Without including the pictures, copy out every line below.

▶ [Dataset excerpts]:
━━━━━━━━━━━━━━━━━━━━

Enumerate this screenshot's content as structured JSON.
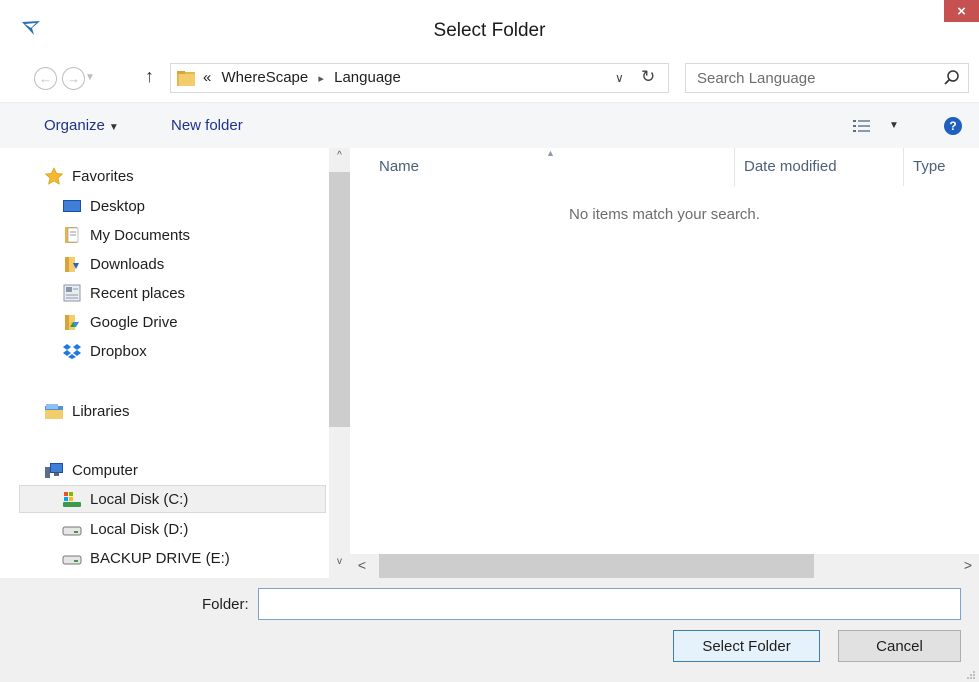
{
  "window": {
    "title": "Select Folder",
    "close_label": "×"
  },
  "navigation": {
    "back_glyph": "←",
    "forward_glyph": "→",
    "up_glyph": "↑",
    "address": {
      "overflow": "«",
      "segments": [
        "WhereScape",
        "Language"
      ],
      "separator": "▸"
    },
    "search": {
      "placeholder": "Search Language"
    }
  },
  "toolbar": {
    "organize_label": "Organize",
    "new_folder_label": "New folder"
  },
  "nav_pane": {
    "favorites": {
      "label": "Favorites",
      "items": [
        {
          "label": "Desktop",
          "icon": "desktop-icon"
        },
        {
          "label": "My Documents",
          "icon": "documents-icon"
        },
        {
          "label": "Downloads",
          "icon": "downloads-icon"
        },
        {
          "label": "Recent places",
          "icon": "recent-places-icon"
        },
        {
          "label": "Google Drive",
          "icon": "google-drive-icon"
        },
        {
          "label": "Dropbox",
          "icon": "dropbox-icon"
        }
      ]
    },
    "libraries_label": "Libraries",
    "computer": {
      "label": "Computer",
      "items": [
        {
          "label": "Local Disk (C:)",
          "icon": "system-drive-icon",
          "selected": true
        },
        {
          "label": "Local Disk (D:)",
          "icon": "drive-icon"
        },
        {
          "label": "BACKUP DRIVE (E:)",
          "icon": "drive-icon"
        }
      ]
    }
  },
  "file_list": {
    "columns": [
      "Name",
      "Date modified",
      "Type"
    ],
    "sort_column": "Name",
    "empty_message": "No items match your search."
  },
  "footer": {
    "folder_label": "Folder:",
    "folder_value": "",
    "select_button": "Select Folder",
    "cancel_button": "Cancel"
  },
  "colors": {
    "close_button": "#c75050",
    "link_text": "#1e3287",
    "default_button_border": "#3c7fb1",
    "selection_bg": "#f0f0f0"
  }
}
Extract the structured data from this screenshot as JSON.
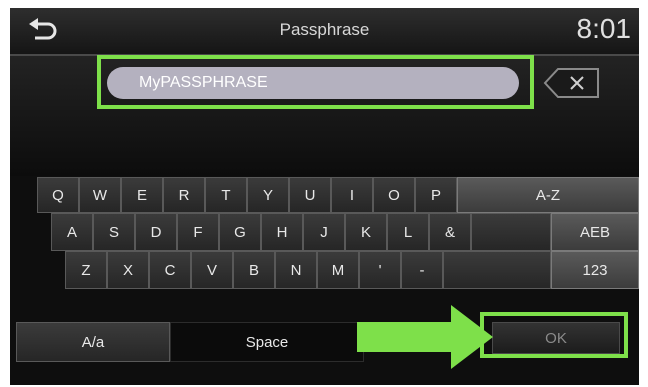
{
  "header": {
    "title": "Passphrase",
    "clock": "8:01",
    "back_icon": "back-arrow-icon"
  },
  "input": {
    "value": "MyPASSPHRASE",
    "backspace_icon": "backspace-icon"
  },
  "keyboard": {
    "row1": [
      "Q",
      "W",
      "E",
      "R",
      "T",
      "Y",
      "U",
      "I",
      "O",
      "P",
      "A-Z"
    ],
    "row2": [
      "A",
      "S",
      "D",
      "F",
      "G",
      "H",
      "J",
      "K",
      "L",
      "&",
      "AEB"
    ],
    "row3": [
      "Z",
      "X",
      "C",
      "V",
      "B",
      "N",
      "M",
      "'",
      "-",
      "123"
    ],
    "row4": {
      "case": "A/a",
      "space": "Space",
      "ok": "OK"
    }
  },
  "annotation": {
    "highlight_color": "#7ee04a",
    "pointer_icon": "green-arrow-icon"
  }
}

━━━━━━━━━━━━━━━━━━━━

▶ [TASK OUTPUT]:
Enumerate this screenshot's content as structured JSON.
{
  "window": {
    "title": "Select Folder",
    "close_label": "×"
  },
  "navigation": {
    "back_glyph": "←",
    "forward_glyph": "→",
    "up_glyph": "↑",
    "address": {
      "overflow": "«",
      "segments": [
        "WhereScape",
        "Language"
      ],
      "separator": "▸"
    },
    "search": {
      "placeholder": "Search Language"
    }
  },
  "toolbar": {
    "organize_label": "Organize",
    "new_folder_label": "New folder"
  },
  "nav_pane": {
    "favorites": {
      "label": "Favorites",
      "items": [
        {
          "label": "Desktop",
          "icon": "desktop-icon"
        },
        {
          "label": "My Documents",
          "icon": "documents-icon"
        },
        {
          "label": "Downloads",
          "icon": "downloads-icon"
        },
        {
          "label": "Recent places",
          "icon": "recent-places-icon"
        },
        {
          "label": "Google Drive",
          "icon": "google-drive-icon"
        },
        {
          "label": "Dropbox",
          "icon": "dropbox-icon"
        }
      ]
    },
    "libraries_label": "Libraries",
    "computer": {
      "label": "Computer",
      "items": [
        {
          "label": "Local Disk (C:)",
          "icon": "system-drive-icon",
          "selected": true
        },
        {
          "label": "Local Disk (D:)",
          "icon": "drive-icon"
        },
        {
          "label": "BACKUP DRIVE (E:)",
          "icon": "drive-icon"
        }
      ]
    }
  },
  "file_list": {
    "columns": [
      "Name",
      "Date modified",
      "Type"
    ],
    "sort_column": "Name",
    "empty_message": "No items match your search."
  },
  "footer": {
    "folder_label": "Folder:",
    "folder_value": "",
    "select_button": "Select Folder",
    "cancel_button": "Cancel"
  },
  "colors": {
    "close_button": "#c75050",
    "link_text": "#1e3287",
    "default_button_border": "#3c7fb1",
    "selection_bg": "#f0f0f0"
  }
}
Extract the structured data from this screenshot as JSON.
{
  "header": {
    "title": "Passphrase",
    "clock": "8:01",
    "back_icon": "back-arrow-icon"
  },
  "input": {
    "value": "MyPASSPHRASE",
    "backspace_icon": "backspace-icon"
  },
  "keyboard": {
    "row1": [
      "Q",
      "W",
      "E",
      "R",
      "T",
      "Y",
      "U",
      "I",
      "O",
      "P",
      "A-Z"
    ],
    "row2": [
      "A",
      "S",
      "D",
      "F",
      "G",
      "H",
      "J",
      "K",
      "L",
      "&",
      "AEB"
    ],
    "row3": [
      "Z",
      "X",
      "C",
      "V",
      "B",
      "N",
      "M",
      "'",
      "-",
      "123"
    ],
    "row4": {
      "case": "A/a",
      "space": "Space",
      "ok": "OK"
    }
  },
  "annotation": {
    "highlight_color": "#7ee04a",
    "pointer_icon": "green-arrow-icon"
  }
}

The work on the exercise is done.